[Records contained in a dataset]
--*--

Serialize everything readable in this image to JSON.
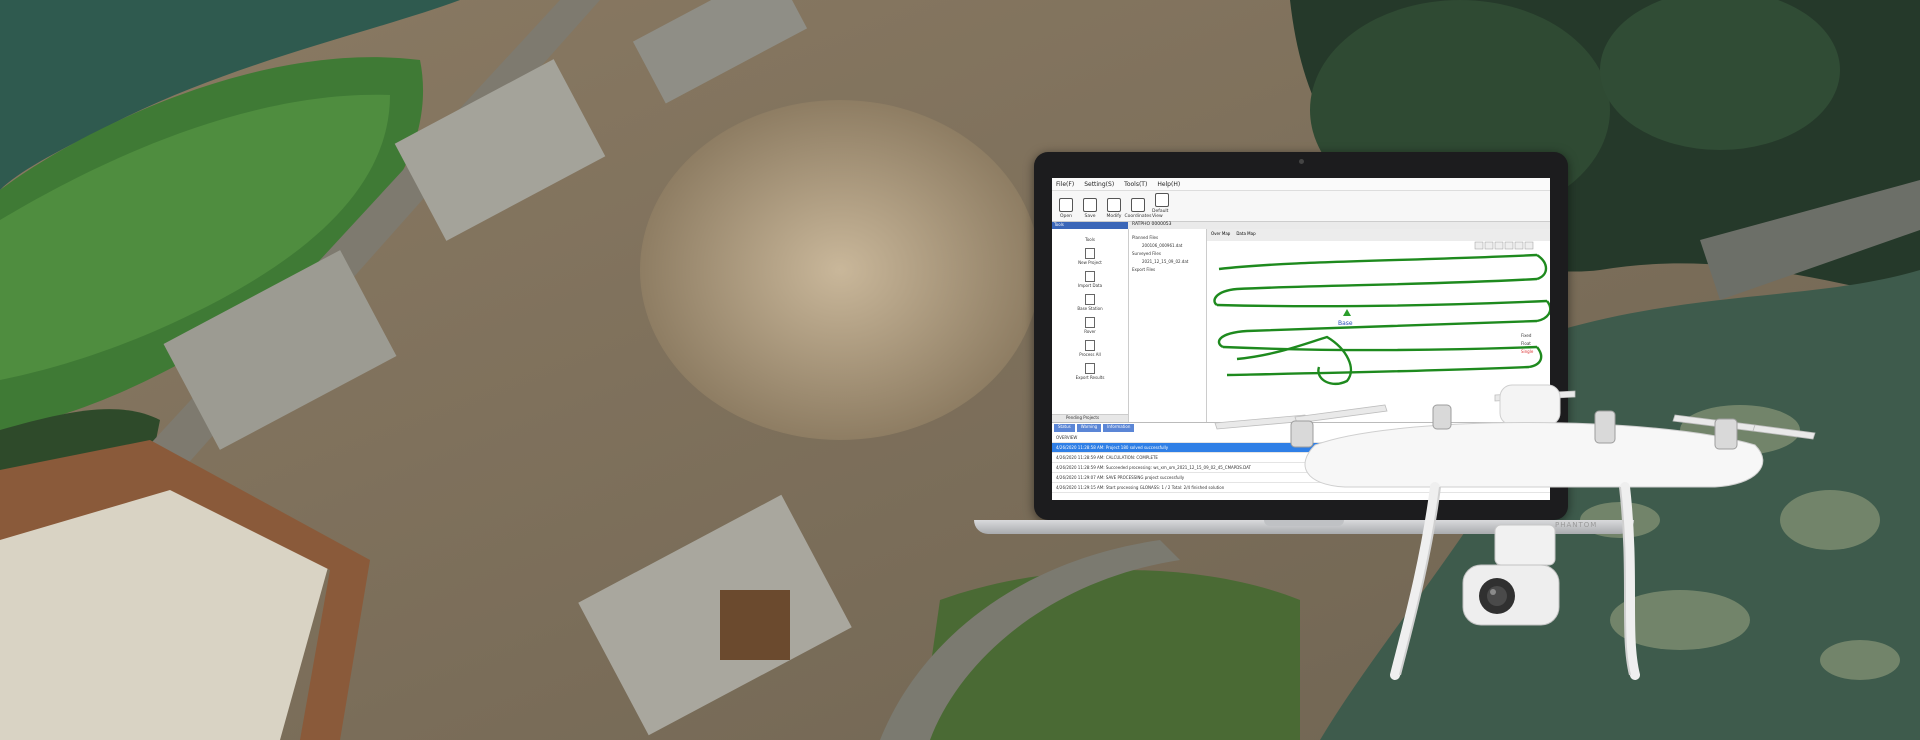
{
  "app": {
    "menu": [
      "File(F)",
      "Setting(S)",
      "Tools(T)",
      "Help(H)"
    ],
    "toolbar": [
      "Open",
      "Save",
      "Modify",
      "Coordinates",
      "Default View"
    ],
    "left_panel": {
      "title": "Tools",
      "tools": [
        "Tools",
        "New Project",
        "Import Data",
        "Base Station",
        "Rover",
        "Process All",
        "Export Results"
      ],
      "footer": "Pending Projects"
    },
    "tree": {
      "header": "RATPHO 0000053",
      "items": [
        "Planned Files",
        "200106_000961.dat",
        "Surveyed Files",
        "2021_12_15_09_02.dat",
        "Export Files"
      ]
    },
    "plot_tabs": [
      "Over Map",
      "Data Map"
    ],
    "base_label": "Base",
    "legend": [
      "Fixed",
      "Float",
      "Single"
    ],
    "log_tabs": [
      "Status",
      "Warning",
      "Information"
    ],
    "log_rows": [
      "OVERVIEW",
      "4/26/2020 11:28:58 AM: Project 180 solved successfully",
      "4/26/2020 11:28:59 AM: CALCULATION: COMPLETE",
      "4/26/2020 11:28:59 AM: Succeeded processing: ws_xm_om_2021_12_15_09_02_45_CMAPDS.DAT",
      "4/26/2020 11:29:07 AM: SAVE PROCESSING project successfully",
      "4/26/2020 11:29:15 AM: Start processing GLONASS: 1 / 2 Total: 2/4 finished solution"
    ]
  },
  "drone_label": "PHANTOM",
  "colors": {
    "track": "#1e8a1e",
    "selection": "#2f7fe6",
    "base": "#2a9d2a"
  }
}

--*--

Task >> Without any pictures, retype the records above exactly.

Task result >>
Serialize everything readable in this image to JSON.
{
  "app": {
    "menu": [
      "File(F)",
      "Setting(S)",
      "Tools(T)",
      "Help(H)"
    ],
    "toolbar": [
      "Open",
      "Save",
      "Modify",
      "Coordinates",
      "Default View"
    ],
    "left_panel": {
      "title": "Tools",
      "tools": [
        "Tools",
        "New Project",
        "Import Data",
        "Base Station",
        "Rover",
        "Process All",
        "Export Results"
      ],
      "footer": "Pending Projects"
    },
    "tree": {
      "header": "RATPHO 0000053",
      "items": [
        "Planned Files",
        "200106_000961.dat",
        "Surveyed Files",
        "2021_12_15_09_02.dat",
        "Export Files"
      ]
    },
    "plot_tabs": [
      "Over Map",
      "Data Map"
    ],
    "base_label": "Base",
    "legend": [
      "Fixed",
      "Float",
      "Single"
    ],
    "log_tabs": [
      "Status",
      "Warning",
      "Information"
    ],
    "log_rows": [
      "OVERVIEW",
      "4/26/2020 11:28:58 AM: Project 180 solved successfully",
      "4/26/2020 11:28:59 AM: CALCULATION: COMPLETE",
      "4/26/2020 11:28:59 AM: Succeeded processing: ws_xm_om_2021_12_15_09_02_45_CMAPDS.DAT",
      "4/26/2020 11:29:07 AM: SAVE PROCESSING project successfully",
      "4/26/2020 11:29:15 AM: Start processing GLONASS: 1 / 2 Total: 2/4 finished solution"
    ]
  },
  "drone_label": "PHANTOM",
  "colors": {
    "track": "#1e8a1e",
    "selection": "#2f7fe6",
    "base": "#2a9d2a"
  }
}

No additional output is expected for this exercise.